*** Begin section ***
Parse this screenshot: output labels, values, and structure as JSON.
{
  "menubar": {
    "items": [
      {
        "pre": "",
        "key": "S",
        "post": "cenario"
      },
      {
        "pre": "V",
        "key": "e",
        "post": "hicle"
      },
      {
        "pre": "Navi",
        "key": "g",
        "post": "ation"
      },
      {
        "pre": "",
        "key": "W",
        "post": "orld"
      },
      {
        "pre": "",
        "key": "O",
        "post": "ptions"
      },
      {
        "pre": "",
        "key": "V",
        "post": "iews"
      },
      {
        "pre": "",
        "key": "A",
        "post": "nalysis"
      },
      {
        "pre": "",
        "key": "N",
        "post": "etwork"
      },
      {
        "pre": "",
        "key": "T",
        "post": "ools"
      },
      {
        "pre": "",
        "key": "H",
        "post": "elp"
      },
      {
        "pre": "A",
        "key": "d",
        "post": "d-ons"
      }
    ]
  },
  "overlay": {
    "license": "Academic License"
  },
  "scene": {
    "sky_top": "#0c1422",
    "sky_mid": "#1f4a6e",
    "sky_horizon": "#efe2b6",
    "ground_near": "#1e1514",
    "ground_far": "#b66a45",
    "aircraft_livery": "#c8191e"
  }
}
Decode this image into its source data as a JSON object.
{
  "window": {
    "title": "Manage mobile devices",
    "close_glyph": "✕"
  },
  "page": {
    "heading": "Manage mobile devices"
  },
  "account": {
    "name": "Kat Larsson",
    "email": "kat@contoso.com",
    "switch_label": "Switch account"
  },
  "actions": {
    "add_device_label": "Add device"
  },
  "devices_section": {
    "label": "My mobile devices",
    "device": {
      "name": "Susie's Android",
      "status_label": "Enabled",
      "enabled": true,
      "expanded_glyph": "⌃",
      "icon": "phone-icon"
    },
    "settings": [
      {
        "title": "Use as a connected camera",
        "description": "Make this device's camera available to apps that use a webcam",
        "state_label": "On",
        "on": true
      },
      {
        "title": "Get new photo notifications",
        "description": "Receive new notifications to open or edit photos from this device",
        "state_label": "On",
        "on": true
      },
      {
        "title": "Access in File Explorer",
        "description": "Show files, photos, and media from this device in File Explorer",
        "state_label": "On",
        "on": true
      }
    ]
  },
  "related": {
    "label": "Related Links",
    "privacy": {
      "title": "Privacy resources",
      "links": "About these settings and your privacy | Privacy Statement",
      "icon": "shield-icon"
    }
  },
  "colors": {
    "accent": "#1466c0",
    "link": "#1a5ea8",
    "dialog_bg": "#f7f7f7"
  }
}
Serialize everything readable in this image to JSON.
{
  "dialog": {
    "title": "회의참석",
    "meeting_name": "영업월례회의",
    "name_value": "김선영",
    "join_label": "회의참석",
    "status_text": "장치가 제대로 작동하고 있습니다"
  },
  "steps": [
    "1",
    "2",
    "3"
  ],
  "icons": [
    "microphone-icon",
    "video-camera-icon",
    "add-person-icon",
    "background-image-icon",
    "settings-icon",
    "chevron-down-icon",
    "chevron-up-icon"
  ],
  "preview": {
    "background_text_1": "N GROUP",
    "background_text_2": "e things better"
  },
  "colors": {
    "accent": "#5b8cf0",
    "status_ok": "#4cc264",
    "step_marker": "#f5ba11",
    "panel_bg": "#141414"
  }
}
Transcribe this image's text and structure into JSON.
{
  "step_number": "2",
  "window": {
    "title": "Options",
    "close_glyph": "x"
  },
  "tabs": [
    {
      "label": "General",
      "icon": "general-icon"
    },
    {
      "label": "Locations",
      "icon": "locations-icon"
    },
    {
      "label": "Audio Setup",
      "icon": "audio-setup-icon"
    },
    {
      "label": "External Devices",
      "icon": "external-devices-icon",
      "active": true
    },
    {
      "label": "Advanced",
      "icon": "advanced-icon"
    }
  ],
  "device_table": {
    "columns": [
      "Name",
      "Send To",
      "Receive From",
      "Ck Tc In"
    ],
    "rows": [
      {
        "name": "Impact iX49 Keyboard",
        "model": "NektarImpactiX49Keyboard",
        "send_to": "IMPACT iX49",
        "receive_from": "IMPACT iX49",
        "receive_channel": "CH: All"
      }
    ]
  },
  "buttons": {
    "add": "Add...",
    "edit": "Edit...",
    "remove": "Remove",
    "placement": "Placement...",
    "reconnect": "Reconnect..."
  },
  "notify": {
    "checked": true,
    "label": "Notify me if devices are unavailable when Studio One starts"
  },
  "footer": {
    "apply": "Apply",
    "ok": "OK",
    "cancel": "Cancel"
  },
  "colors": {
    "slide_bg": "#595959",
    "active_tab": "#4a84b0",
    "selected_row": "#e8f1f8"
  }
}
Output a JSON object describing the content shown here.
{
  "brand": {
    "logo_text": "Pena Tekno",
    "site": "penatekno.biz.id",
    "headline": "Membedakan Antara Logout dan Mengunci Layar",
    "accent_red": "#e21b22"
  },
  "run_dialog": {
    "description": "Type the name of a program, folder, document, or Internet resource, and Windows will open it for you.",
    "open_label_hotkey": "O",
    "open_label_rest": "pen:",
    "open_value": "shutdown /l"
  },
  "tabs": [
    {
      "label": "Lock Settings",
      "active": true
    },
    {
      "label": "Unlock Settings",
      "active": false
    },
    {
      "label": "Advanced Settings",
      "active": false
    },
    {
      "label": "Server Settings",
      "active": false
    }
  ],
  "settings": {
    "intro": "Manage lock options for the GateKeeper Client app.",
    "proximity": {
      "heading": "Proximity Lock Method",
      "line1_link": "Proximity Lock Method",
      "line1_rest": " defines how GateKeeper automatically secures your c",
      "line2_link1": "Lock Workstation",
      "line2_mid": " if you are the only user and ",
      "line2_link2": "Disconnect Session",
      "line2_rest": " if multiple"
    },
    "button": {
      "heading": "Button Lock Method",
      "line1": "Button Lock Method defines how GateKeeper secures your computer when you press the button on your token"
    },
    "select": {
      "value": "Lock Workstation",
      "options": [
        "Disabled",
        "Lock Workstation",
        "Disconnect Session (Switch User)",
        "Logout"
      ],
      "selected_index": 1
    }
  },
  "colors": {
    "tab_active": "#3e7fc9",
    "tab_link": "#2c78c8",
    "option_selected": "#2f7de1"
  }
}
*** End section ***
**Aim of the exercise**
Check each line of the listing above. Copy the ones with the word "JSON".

**Task response**
Parse this screenshot: output labels, values, and structure as JSON.
Decode this image into its source data as a JSON object.
Serialize everything readable in this image to JSON.
Transcribe this image's text and structure into JSON.
Output a JSON object describing the content shown here.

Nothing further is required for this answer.